Conference games count towards the conference championship. The Big Ten and the Pac Ten do not have conference championships, while the Big 12 and the SEC do. These two conferences have twelve teams divided into two divisions (North/South for the Big 12 and East/West for the SEC). At the end of the regular schedule, but before the bowl season, the winners of these divisions play one to become conference champions of their respective conferences.
Notre Dame is considered the most storied football program in college football. It boasts 11 national championships and 7 Heisman Trophy winners. Among its famous coaches are Knute Rockne, Frank Leahy, Ara Parseghian and Lou Holtz.
Unlike most other major schools, Notre Dame is not part of a football conference. Instead, it is free to schedule 11 games a year, and tends to play one of the toughest schedules in college football every year. Also unlike other schools, this frees Notre Dame to sign its own television contract, and for the last ten or more years, it has an exclusive contract with NBC Sports.

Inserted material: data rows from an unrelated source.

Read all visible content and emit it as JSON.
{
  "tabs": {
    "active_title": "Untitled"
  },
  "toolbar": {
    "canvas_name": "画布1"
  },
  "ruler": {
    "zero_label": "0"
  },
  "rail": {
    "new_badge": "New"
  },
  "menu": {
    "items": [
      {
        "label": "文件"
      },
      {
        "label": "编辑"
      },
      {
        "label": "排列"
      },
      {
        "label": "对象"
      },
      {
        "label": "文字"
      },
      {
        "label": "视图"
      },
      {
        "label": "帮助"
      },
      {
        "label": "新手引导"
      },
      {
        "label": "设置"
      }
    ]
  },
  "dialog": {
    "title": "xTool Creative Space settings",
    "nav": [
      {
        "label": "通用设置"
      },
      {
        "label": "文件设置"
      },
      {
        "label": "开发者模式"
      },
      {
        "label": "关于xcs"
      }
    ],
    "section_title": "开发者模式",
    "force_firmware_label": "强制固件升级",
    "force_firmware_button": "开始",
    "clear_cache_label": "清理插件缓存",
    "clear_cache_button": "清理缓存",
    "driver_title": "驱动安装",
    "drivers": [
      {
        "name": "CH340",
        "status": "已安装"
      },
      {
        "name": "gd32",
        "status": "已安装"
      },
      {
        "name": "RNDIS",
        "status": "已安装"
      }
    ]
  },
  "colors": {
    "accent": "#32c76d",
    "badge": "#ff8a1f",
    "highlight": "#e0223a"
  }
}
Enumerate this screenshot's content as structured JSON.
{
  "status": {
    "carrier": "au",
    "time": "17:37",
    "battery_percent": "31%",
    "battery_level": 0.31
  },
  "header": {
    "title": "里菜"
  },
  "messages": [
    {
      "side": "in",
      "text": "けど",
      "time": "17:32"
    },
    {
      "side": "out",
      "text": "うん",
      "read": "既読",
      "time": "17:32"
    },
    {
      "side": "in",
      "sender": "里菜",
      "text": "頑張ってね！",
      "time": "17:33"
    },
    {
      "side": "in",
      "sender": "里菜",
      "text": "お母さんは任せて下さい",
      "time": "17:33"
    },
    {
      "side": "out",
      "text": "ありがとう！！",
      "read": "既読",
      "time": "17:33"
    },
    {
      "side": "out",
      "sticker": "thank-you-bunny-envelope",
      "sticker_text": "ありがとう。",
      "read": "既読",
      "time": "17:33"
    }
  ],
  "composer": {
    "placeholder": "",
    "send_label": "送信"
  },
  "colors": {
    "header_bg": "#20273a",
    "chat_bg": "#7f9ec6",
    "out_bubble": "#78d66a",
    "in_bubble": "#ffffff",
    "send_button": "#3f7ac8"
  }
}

Other Major Programs
The fans of many schools would argue their university has as storied of a past as that of Notre Dame. The fortunes of programs wax and wane over the years, so that many have had glorious eras. Oklahoma, for instance, has won 7 national titles and holds the record for most games without a loss (47).
Among the most storied programs are Oklahoma, Nebraska, Alabama, Auburn, LSU, Texas, Ohio State, Michigan, Penn State, Miami and Florida State. The service academies and the Ivy League football programs dominated the sport in the first half of the 20th century, but these schools no longer do so.
Before the 1960′s, college football was much more popular than the National Football League. With the merger of the NFL and AFL and the creation of the Super Bowl, the NFL began to eclipse college football in popularity. College football has a devoted fan base to this day, though, and remains the most popular college sports, even more so than college basketball and March Madness.
College football tends to be most popular in regions where no NFL team is near. This means that rural areas like Alabama, Oklahoma and Nebraska have particularly rabid fans.